There are people who view their disability as a tragedy — especially if they acquired a disability later in life. Most people with disabilities don’t think like that, and fiction writers are doing this community of diverse individuals a huge disservice by perpetuating stereotypes that play off of cultural fears about what it means to live with a disability.

There is a deeply rooted cultural bias that says any person whose body or mind functions differently from current norms is “special” or “less capable.” Sometimes that means a person is marginalized because of a disability. Other times it means the person is idealized as an “inspirational figure.”

It can be hard for able-bodied writers to get beyond the stereotypes, but writing is richer and stories are better when authors abandon cliches and purpose to write with authenticity about characters with diverse experiences and backgrounds.

The best example I have of a compelling character who breaks disability stereotypes is Geordi Laforge from Star Trek: The Next Generation. Geordi is blind, and sometimes his blindness or the way his VISOR functions are relevant storylines of TNG, but Geordi’s story-purpose is to be an engineer. His job is to make sure that the Enterprise runs properly, and he chose to go into engineering because he was interested in the field. He didn’t choose engineering because it was an avenue open to a blind guy where other areas were closed or because he wanted to “break in” to a field where blind people weren’t normally allowed. He’s a talented engineer and capable scientist, but he’s not the only person on board the Enterprise who can do his job.

For me, every story is different, but those are the principles that I try to follow when I write characters with disabilities. I think I might start calling them the Geordi Principles.

  • Disability should be relevant, but not a defining characteristic.
  • Disability can be a challenge, but it should not be “the problem” that moves your story.
  • Disability can also be an asset, but it should not be idealized or the “solution” to the problem.
  • Characters with disabilities can and should be able to work at the same jobs other characters can do. There is no need to create “unique” positions that ONLY the “special” person can do, unless you’re writing a monomyth type hero who just happens to have a disability. The disability shouldn’t be a superpower or the reason your character is fit for his/her job.
  • Please, avoid the overprotective and absentee family members who can’t cope appropriately with a character’s health issues or desire for independence. This is insulting both to people with disabilities and the families who view them as capable individuals who should be treated with respect and dignity.

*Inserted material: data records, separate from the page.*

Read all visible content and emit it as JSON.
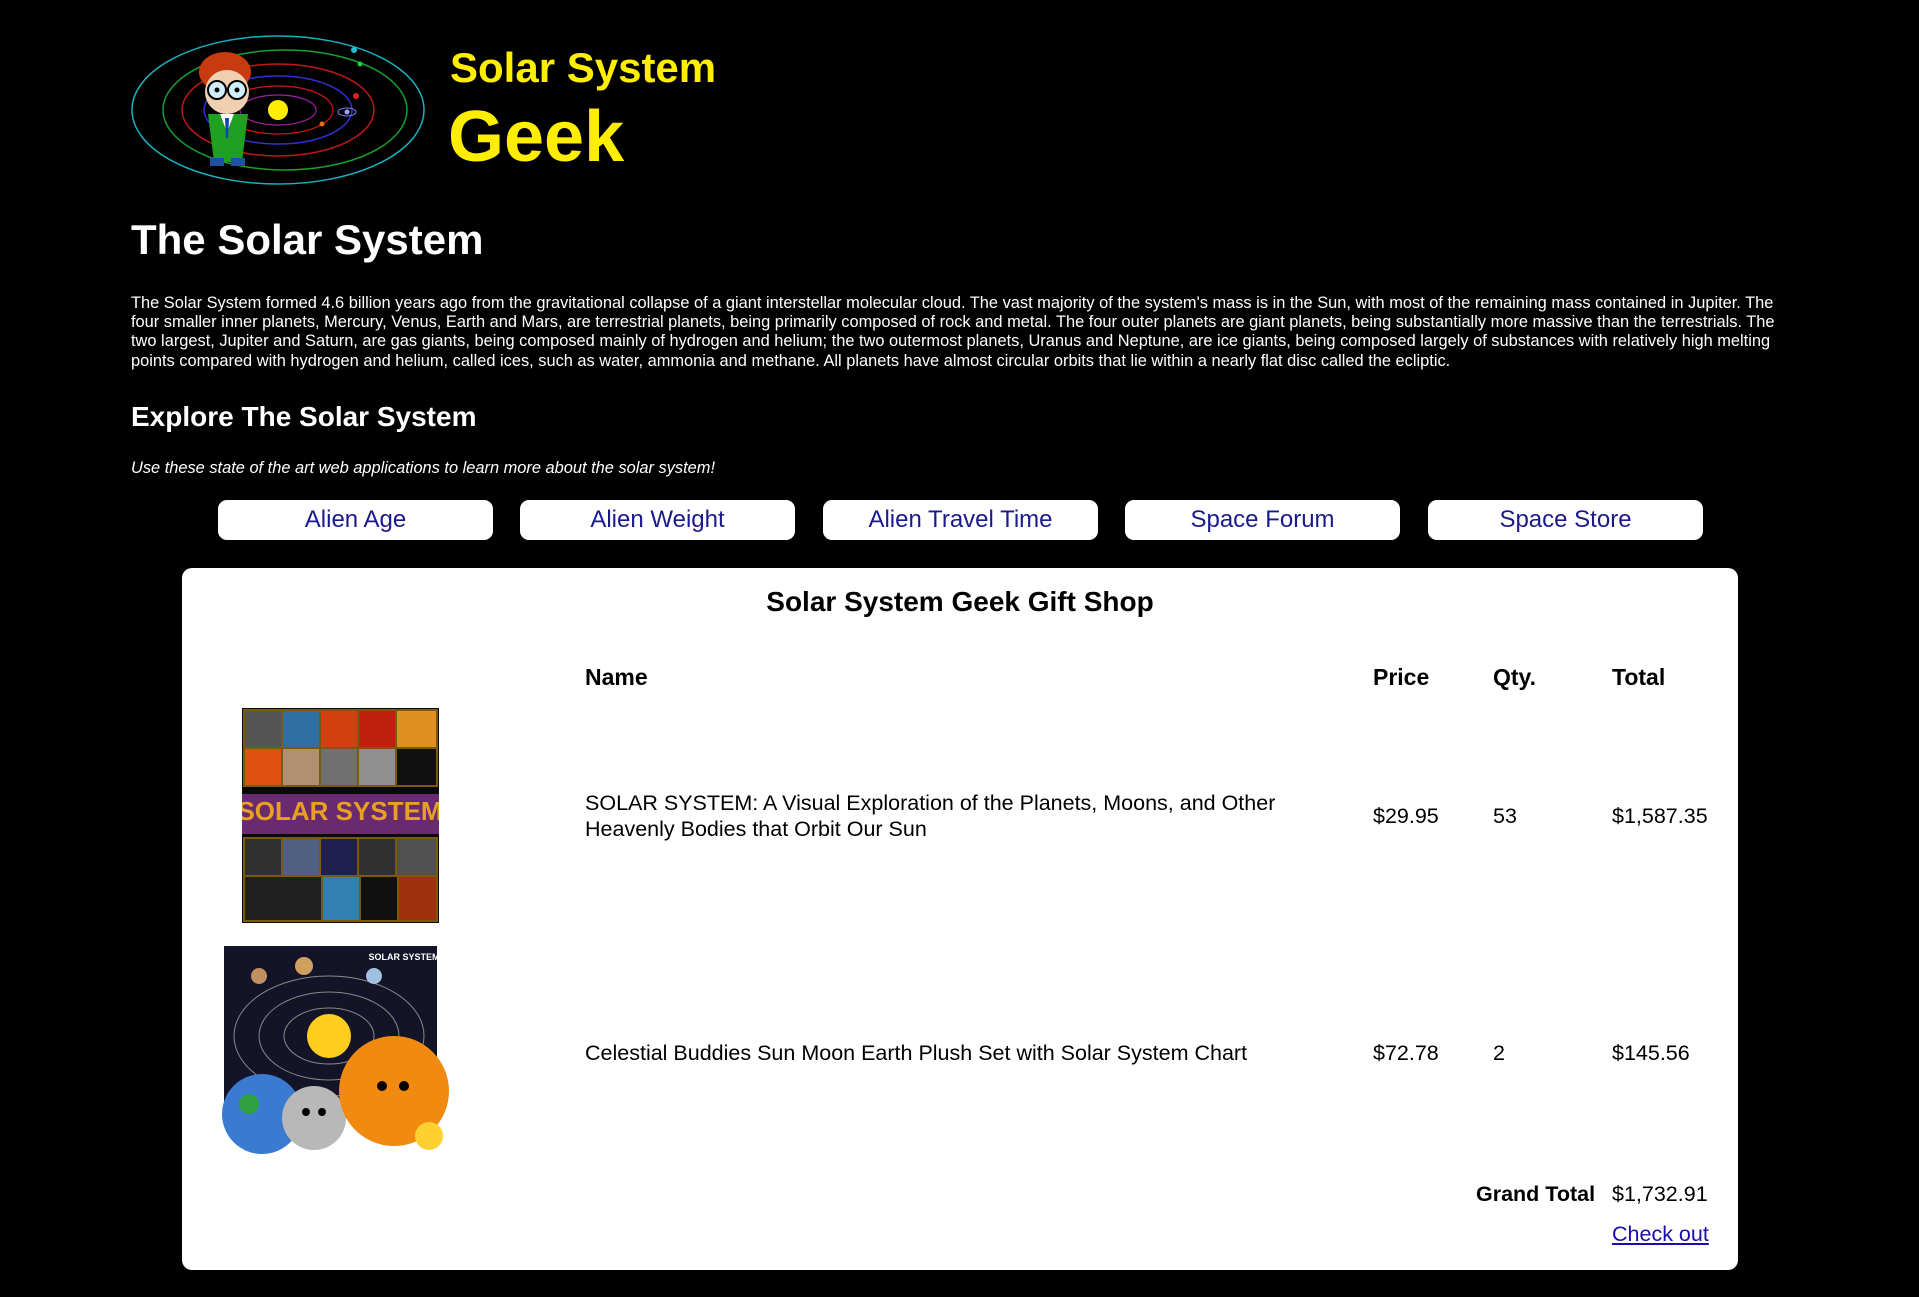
{
  "header": {
    "logo_line1": "Solar System",
    "logo_line2": "Geek"
  },
  "page_title": "The Solar System",
  "intro_text": "The Solar System formed 4.6 billion years ago from the gravitational collapse of a giant interstellar molecular cloud. The vast majority of the system's mass is in the Sun, with most of the remaining mass contained in Jupiter. The four smaller inner planets, Mercury, Venus, Earth and Mars, are terrestrial planets, being primarily composed of rock and metal. The four outer planets are giant planets, being substantially more massive than the terrestrials. The two largest, Jupiter and Saturn, are gas giants, being composed mainly of hydrogen and helium; the two outermost planets, Uranus and Neptune, are ice giants, being composed largely of substances with relatively high melting points compared with hydrogen and helium, called ices, such as water, ammonia and methane. All planets have almost circular orbits that lie within a nearly flat disc called the ecliptic.",
  "explore": {
    "title": "Explore The Solar System",
    "subtitle": "Use these state of the art web applications to learn more about the solar system!"
  },
  "nav": [
    {
      "label": "Alien Age"
    },
    {
      "label": "Alien Weight"
    },
    {
      "label": "Alien Travel Time"
    },
    {
      "label": "Space Forum"
    },
    {
      "label": "Space Store"
    }
  ],
  "shop": {
    "title": "Solar System Geek Gift Shop",
    "columns": {
      "name": "Name",
      "price": "Price",
      "qty": "Qty.",
      "total": "Total"
    },
    "items": [
      {
        "name_line1": "SOLAR SYSTEM: A Visual Exploration of the Planets, Moons, and Other",
        "name_line2": "Heavenly Bodies that Orbit Our Sun",
        "price": "$29.95",
        "qty": "53",
        "total": "$1,587.35"
      },
      {
        "name": "Celestial Buddies Sun Moon Earth Plush Set with Solar System Chart",
        "price": "$72.78",
        "qty": "2",
        "total": "$145.56"
      }
    ],
    "grand_total_label": "Grand Total",
    "grand_total_value": "$1,732.91",
    "checkout_label": "Check out"
  },
  "colors": {
    "background": "#000000",
    "logo_yellow": "#ffee00",
    "nav_text": "#1a1a8c",
    "link": "#1a0dab"
  }
}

Redefining Disability artwork (c) Rose B. Fischer.

Back in February, I got into a discussion about disability in the media and how there just doesn’t seem to BE a whole lot. I’d like to change that, so I’m creating an interactive blog project. If you’re a writer or story creator interested in authentic representation for people with disabilities, please check out Redefining Disability. We’ll be taking a more in-depth look at the points in this post, hosting discussions on a variety of issues related to creating characters with disabilities, and providing feedback for authors who have story content to share.

I would like to thank Lorraine for hosting me here on Wording Well and helping spread the word about this project. I hope you’ll check it out and join in the conversation.

 


rose b fisher picture

 

 

Rose B. Fischer is an experienced blogger and author of speculative fiction who is currently developing an interactive project to promote awareness and media representation for people with disabilities. She also reviews books!